The cost of buying an apartment in Auckland has increased by a third in the last five years, but the cost of renting one has barely budged, according to a leading apartment real estate agency.
City Sales, which specialises in the sale and management of apartments in Auckland, has analysed all of its sales over the last five years and found that the average price per square metre has increased from $4,141 in May 2009 to $5,522 in May this year, a 33% increase.
City Sales director Martin Dunn said working out the price of the apartments the company had sold in the last five years on a per square metre basis had been a time consuming undertaking, but it provided a common measure of price movements across the market.
However sales of apartments on leasehold titles had been excluded, so the figures only related to freehold sales.
The figures also included adjustments to remove balcony space from apartments' floor area measurements and the selling price was adjusted in the calculations if a car park was included in a sale.
That meant sales were compared on an apples with apples basis, he said.
The rise in price has helped investors who purchased shoe box apartments in Auckland's CBD, often from property spruiking outfits such as the infamous Blue Chip companies, claw back much of the capital they lost after the 2008 market downturn.
Dunn said most of those apartments were sold off the plans and mostly at hugely inflated prices, which fell back to earth with a catastrophic thud for their investor-owners after the Global Financial Crisis.
Many people bought studio shoe box apartments for around $240,000 10 years ago, but but their value halved after 2007, in some cases leaving their owners with negative equity.
"We are now getting about $210,000 to $220,000 for them, so they are nearly getting their money back, but it's still only nearly," Dunn said.
However while selling prices had been steadily rising, rents had barely budged over the five years and that was showing up in the falling yields (the yield is a property's annual rental income expressed as a percentage of its purchase price) that were being achieved.
In May 2009 the average yield on sales handled by City Sales was 10.98%, but by May this year that had fallen back to 6.9%.
Dunn said buyers' enthusiasm, and their willingness to pay higher prices relative to rents in a low interest rate environment had driven prices up and yields down.

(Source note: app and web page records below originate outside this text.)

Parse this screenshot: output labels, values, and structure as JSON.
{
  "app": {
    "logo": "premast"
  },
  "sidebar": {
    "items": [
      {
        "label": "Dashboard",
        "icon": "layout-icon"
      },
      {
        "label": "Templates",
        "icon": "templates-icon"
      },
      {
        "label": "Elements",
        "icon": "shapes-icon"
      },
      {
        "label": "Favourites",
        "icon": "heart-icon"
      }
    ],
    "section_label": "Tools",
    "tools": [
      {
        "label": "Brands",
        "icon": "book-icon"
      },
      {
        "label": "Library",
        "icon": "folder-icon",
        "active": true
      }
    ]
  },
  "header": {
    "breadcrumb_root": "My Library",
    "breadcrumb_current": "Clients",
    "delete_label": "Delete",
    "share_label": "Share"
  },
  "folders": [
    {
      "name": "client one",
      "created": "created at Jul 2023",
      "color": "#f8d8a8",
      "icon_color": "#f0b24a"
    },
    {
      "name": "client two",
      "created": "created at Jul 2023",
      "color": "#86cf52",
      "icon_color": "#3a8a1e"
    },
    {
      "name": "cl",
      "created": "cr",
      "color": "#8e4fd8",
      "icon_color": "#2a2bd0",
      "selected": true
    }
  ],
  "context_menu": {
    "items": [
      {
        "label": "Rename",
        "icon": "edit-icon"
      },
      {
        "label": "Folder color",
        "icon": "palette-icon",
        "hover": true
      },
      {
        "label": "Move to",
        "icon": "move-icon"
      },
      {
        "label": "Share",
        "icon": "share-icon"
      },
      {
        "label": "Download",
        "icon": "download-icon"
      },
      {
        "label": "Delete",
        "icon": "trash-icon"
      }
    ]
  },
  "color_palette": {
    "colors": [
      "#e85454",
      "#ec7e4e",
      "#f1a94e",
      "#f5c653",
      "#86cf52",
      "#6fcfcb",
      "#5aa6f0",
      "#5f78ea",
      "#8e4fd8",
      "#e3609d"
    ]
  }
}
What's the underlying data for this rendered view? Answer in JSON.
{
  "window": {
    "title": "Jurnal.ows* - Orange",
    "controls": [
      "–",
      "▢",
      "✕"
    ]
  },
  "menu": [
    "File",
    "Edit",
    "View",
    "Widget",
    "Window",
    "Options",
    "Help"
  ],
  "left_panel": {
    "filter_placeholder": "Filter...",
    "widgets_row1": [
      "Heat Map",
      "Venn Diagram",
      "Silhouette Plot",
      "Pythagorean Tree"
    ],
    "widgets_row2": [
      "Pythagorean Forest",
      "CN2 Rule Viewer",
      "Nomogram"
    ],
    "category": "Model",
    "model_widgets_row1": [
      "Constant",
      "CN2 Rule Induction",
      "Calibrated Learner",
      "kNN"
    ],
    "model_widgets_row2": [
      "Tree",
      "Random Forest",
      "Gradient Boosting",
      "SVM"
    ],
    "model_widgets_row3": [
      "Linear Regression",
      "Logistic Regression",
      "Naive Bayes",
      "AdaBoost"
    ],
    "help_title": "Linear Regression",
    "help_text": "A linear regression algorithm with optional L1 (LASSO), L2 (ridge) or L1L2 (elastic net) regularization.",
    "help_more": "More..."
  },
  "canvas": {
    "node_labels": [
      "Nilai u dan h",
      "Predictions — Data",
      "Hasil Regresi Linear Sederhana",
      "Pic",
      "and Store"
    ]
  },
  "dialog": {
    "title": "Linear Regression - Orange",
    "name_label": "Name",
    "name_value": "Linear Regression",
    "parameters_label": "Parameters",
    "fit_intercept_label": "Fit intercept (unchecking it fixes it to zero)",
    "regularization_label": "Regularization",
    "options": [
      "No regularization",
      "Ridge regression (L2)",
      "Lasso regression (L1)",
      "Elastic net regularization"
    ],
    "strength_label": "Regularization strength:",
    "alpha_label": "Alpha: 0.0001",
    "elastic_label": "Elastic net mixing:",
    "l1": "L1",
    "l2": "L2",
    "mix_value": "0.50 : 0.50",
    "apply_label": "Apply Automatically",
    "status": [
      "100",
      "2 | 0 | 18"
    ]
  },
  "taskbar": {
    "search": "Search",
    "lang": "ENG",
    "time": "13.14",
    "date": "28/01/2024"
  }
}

But he warned that could be about to change and rents could be about to face a another round of upward pressure.
"With prices going up, yields going down and rents staying the same, something's got to give and I think it will be the rents," he said.